# create a DataFrame that only contains the 5-star and 1-star reviews
yelp_best_worst = yelp[(yelp.stars==5) | (yelp.stars==1)]

# define X and y
feature_cols = ['text', 'sentiment', 'cool', 'useful', 'funny']
X = yelp_best_worst[feature_cols]
y = yelp_best_worst.stars

# split into training and testing sets
X_train, X_test, y_train, y_test = train_test_split(X, y, random_state=1)

In [54]:
# use CountVectorizer with text column only
vect = CountVectorizer()
X_train_dtm = vect.fit_transform(X_train.text)
X_test_dtm = vect.transform(X_test.text)
print(X_train_dtm.shape)
print(X_test_dtm.shape)


(3064, 16825)
(1022, 16825)

In [55]:
# shape of other four feature columns
X_train.drop('text', axis=1).shape


Out[55]:
(3064, 4)

In [56]:
# cast other feature columns to float and convert to a sparse matrix
extra = sp.sparse.csr_matrix(X_train.drop('text', axis=1).astype(float))
extra.shape


Out[56]:
(3064, 4)

In [57]:
# combine sparse matrices
X_train_dtm_extra = sp.sparse.hstack((X_train_dtm, extra))
X_train_dtm_extra.shape


Out[57]:
(3064, 16829)

In [58]:
# repeat for testing set
extra = sp.sparse.csr_matrix(X_test.drop('text', axis=1).astype(float))
X_test_dtm_extra = sp.sparse.hstack((X_test_dtm, extra))
X_test_dtm_extra.shape

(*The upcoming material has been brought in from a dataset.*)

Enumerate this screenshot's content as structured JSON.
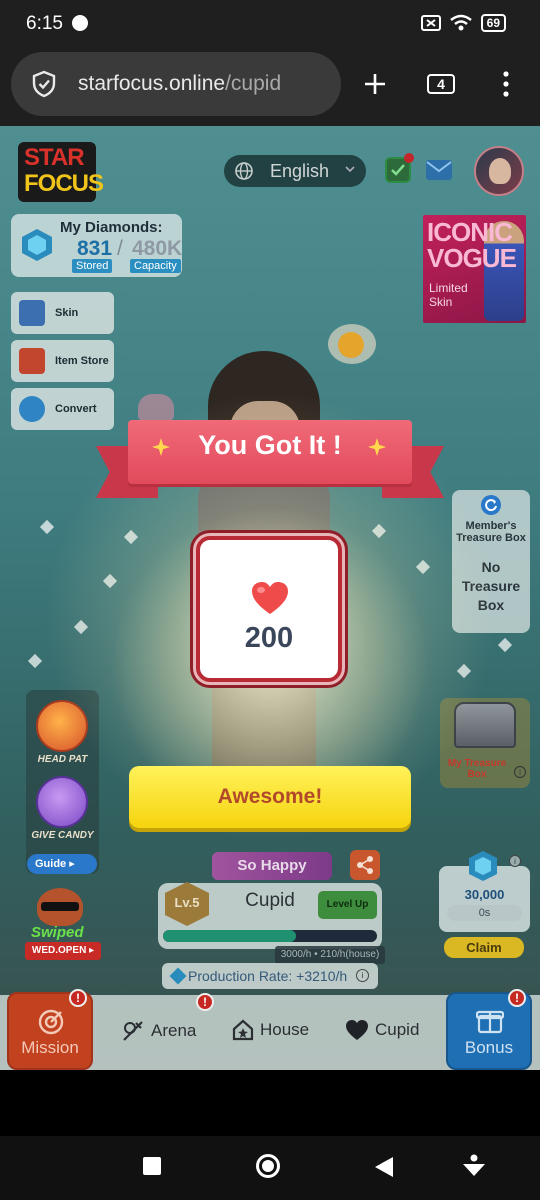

Out[58]:
(1022, 16829)

In [59]:
# use logistic regression with text column only
logreg = LogisticRegression(C=1e9)
logreg.fit(X_train_dtm, y_train)
y_pred_class = logreg.predict(X_test_dtm)
print(metrics.accuracy_score(y_test, y_pred_class))


0.915851272016

In [60]:
# use logistic regression with all features
logreg = LogisticRegression(C=1e9)
logreg.fit(X_train_dtm_extra, y_train)
y_pred_class = logreg.predict(X_test_dtm_extra)
print(metrics.accuracy_score(y_test, y_pred_class))


0.922700587084

Bonus: Fun TextBlob Features


In [61]:
# spelling correction
TextBlob('15 minuets late').correct()


Out[61]:
TextBlob("15 minutes late")

In [62]:
# spellcheck
Word('parot').spellcheck()


Out[62]:
[('part', 0.9929478138222849), ('parrot', 0.007052186177715092)]

In [63]:
# definitions
Word('bank').define('v')


Out[63]:
['tip laterally',
 'enclose with a bank',
 'do business with a bank or keep an account at a bank',
 'act as the banker in a game or in gambling',
 'be in the banking business',
 'put into a bank account',
 'cover with ashes so to control the rate of burning',
 'have confidence or faith in']

In [64]:
# language identification
TextBlob('Hola amigos').detect_language()


Out[64]:
'es'

Conclusion

  • NLP is a gigantic field
  • Understanding the basics broadens the types of data you can work with
  • Simple techniques go a long way
  • Use scikit-learn for NLP whenever possible

In [65]:
import re
p = re.compile('[\'!@#$%^&*(),<>.?/:"\|}{};]')
# return p.sub('', text).lower().strip()

In [66]:
text = 'TTThe other one tttthe re, the blithe one.'
reg = re.compile('[tT]{1,3}he')
reg.sub('', text)


Out[66]:
' or one t re,  bli one.'